In late 2017 Hellmuth and Barbara Weisser, philanthropic German investors, who share a deep passion for wildlife and conservation, started to purchase land and together with three local community trusts as landowner create a project which later became the Babanango Game Reserve. Their vision and financial support of the project represents a balanced approach to conservation that prioritizes the involvement of local communities and the integration of socio-economic development with environmental protection.
Over the last five years, the reserve has embarked on one of the largest game translocation projects in the country, selectively sourcing over 3,000 large mammal species and sensitively reintroducing them back to wilderness areas where once such species roamed freely. The reserve has successfully reintroduced a wide variety of endemic species, including endangered black rhino, and rare antelope such as oribi and klipspringer. In June 2023, the reserve reintroduced elephants thus completing the so-called ‘Big Five’ – lion, leopard, rhino, buffalo, and elephant.
Babanango Game Reserve is a unique project in rural Zululand where sustainable conservation, eco-tourism and community development intersect. The majority of the land incorporated into the reserve (74%) is owned by three community trusts (Emcakwini, Esibongweni, and KwaNgono). The commitment from these three trusts is integral to the long-term conservation success. In turn, the allocation of land-lease income, conservation levies and other benefits from Babanango Game Reserve are vital to the economic well-being of the surrounding communities – who have traditionally relied on unsustainable cattle grazing. The partnership between the game reserve and the community trusts is further reinforced by commitments from the reserve to employ and upskill local community members. In addition, there is an animal ownership agreement in place which ensures that the progeny of all animals purchased by the project will be jointly owned by the community trusts and the reserve according to the size of the properties.
Babanango Game Reserve is committed to supporting socio-economic upliftment within the rural communities that reside within close proximity to the reserve. Enterprise development projects linked to the wildlife economy, and which align with ecosystem restoration, have been prioritized, along with reserve infrastructure projects. In this way, Babanango Game Reserve has provided work for more than 150 people who were previously excluded from the formal job sector with both permanent and contractual employment opportunities. Babanango provides vocational training, for example in hospitality, thereby enabling individuals to establish careers with high-end ecotourism lodge experience. The Foundation, which exists in support of the reserve, is supporting employment opportunities for 26 community members who form part of a dedicated team that is systematically removing non-indigenous invasive plant species that choke the natural grasslands and water courses.
The African Habitat Conservancy Foundation is a registered Public Benefit Organization that has been instrumental in supporting sustainable development initiatives in the surrounding communities. The foundation works together with Babanango Game Reserve, the land-owning trusts, and other stakeholders to identify and implement projects that promote enterprise development, that support marginalized communities.
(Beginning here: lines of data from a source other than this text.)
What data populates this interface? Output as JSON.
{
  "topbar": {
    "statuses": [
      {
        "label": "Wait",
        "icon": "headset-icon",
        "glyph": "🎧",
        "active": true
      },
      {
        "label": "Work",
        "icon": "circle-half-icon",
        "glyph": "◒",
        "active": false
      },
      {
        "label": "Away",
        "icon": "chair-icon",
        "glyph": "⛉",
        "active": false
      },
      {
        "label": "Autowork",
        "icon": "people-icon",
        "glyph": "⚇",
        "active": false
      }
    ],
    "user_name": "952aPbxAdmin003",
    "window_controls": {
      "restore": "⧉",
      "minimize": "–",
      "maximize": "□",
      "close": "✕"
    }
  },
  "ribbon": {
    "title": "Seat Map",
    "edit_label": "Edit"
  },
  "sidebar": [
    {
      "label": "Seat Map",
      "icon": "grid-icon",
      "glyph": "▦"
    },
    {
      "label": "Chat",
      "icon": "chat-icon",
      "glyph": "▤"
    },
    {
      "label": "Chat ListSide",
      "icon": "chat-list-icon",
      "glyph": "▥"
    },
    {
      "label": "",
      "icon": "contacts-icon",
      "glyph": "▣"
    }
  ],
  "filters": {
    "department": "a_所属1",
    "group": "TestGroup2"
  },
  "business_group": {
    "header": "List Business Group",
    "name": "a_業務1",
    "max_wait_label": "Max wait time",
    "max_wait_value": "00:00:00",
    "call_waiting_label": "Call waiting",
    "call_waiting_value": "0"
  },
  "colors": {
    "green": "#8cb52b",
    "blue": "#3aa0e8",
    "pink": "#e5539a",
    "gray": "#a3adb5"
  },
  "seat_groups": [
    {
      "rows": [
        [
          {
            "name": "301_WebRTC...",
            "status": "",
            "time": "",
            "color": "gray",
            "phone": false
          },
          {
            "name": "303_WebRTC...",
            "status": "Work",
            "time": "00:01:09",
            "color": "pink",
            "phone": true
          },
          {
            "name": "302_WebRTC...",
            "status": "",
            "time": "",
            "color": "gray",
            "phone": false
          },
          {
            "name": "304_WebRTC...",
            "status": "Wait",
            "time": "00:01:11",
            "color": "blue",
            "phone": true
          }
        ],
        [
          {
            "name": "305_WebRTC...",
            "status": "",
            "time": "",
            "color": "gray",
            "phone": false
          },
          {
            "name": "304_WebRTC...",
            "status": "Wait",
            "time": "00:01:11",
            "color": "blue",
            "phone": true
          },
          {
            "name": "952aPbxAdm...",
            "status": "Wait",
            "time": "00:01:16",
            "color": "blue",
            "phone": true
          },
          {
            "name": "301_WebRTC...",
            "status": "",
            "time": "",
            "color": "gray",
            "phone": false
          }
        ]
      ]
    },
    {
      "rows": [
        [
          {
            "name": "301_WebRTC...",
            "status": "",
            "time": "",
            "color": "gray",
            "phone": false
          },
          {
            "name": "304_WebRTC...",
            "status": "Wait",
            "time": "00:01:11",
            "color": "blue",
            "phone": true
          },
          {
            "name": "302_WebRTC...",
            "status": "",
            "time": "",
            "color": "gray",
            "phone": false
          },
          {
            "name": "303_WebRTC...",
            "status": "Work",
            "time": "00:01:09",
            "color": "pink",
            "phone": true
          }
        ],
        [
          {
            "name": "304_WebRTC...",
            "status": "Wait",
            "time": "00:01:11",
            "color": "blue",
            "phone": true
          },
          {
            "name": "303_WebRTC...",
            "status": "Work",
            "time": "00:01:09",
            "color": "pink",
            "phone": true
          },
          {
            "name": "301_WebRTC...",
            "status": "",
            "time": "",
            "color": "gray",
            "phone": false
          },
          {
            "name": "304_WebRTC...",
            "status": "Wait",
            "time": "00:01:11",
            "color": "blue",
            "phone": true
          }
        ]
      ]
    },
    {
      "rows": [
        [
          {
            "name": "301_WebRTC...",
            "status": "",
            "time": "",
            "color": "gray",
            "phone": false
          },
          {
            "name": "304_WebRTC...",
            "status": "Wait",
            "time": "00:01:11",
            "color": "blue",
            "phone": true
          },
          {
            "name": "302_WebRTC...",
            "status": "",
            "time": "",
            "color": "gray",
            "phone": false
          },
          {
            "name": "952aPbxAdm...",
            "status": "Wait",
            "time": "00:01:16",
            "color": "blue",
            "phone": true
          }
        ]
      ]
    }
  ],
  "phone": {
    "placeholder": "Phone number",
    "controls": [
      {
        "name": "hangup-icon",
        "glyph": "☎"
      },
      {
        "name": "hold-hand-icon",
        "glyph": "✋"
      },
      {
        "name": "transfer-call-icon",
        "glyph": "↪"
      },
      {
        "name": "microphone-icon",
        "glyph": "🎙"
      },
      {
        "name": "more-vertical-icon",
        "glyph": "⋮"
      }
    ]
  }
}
Some of the projects undertaken by the foundation include vocational training, drilling boreholes for fresh water by solar-powered pumps and reading glasses for those in need, assistance in sustainable grazing practices, and supporting and promoting sports such as soccer among the youth. Through these projects, the foundation is linking the establishment of the reserve to broader socio-economic benefits, particularly those that are aligned with sustainable resource management and activities which align with conserving the natural environment for future generations.
The vision of Babanango Game Reserve is to continue developing and promoting science-based research to enable an improved understanding of the regional ecology, wildlife population dynamics, rare and endangered species, the biodiversity risks arising from the climate crisis, local human-wildlife conflict, regional pre-history and local archaeology, among others. An intensive remote camera-trap survey is currently underway which is revealing extraordinary insights with regards to the more obscure and seldom seen (nocturnal) species that occur on the reserve.
Babanango Game Reserve’s commitment to ecological restoration and wildlife conservation has garnered widespread support from leading organizations, including Conservation Outcomes, Wildlife ACT, Ezemvelo KZN Wildlife, The WWF Black Rhino Range Expansion Project (BRREP), WESSA (the Wildlife and Environment Society of South Africa), Ashia Cheetah Conservation and The Aspinall Foundation. These organizations have played a crucial role in helping the reserve achieve its conservation goals through their expertise, resources, and funding.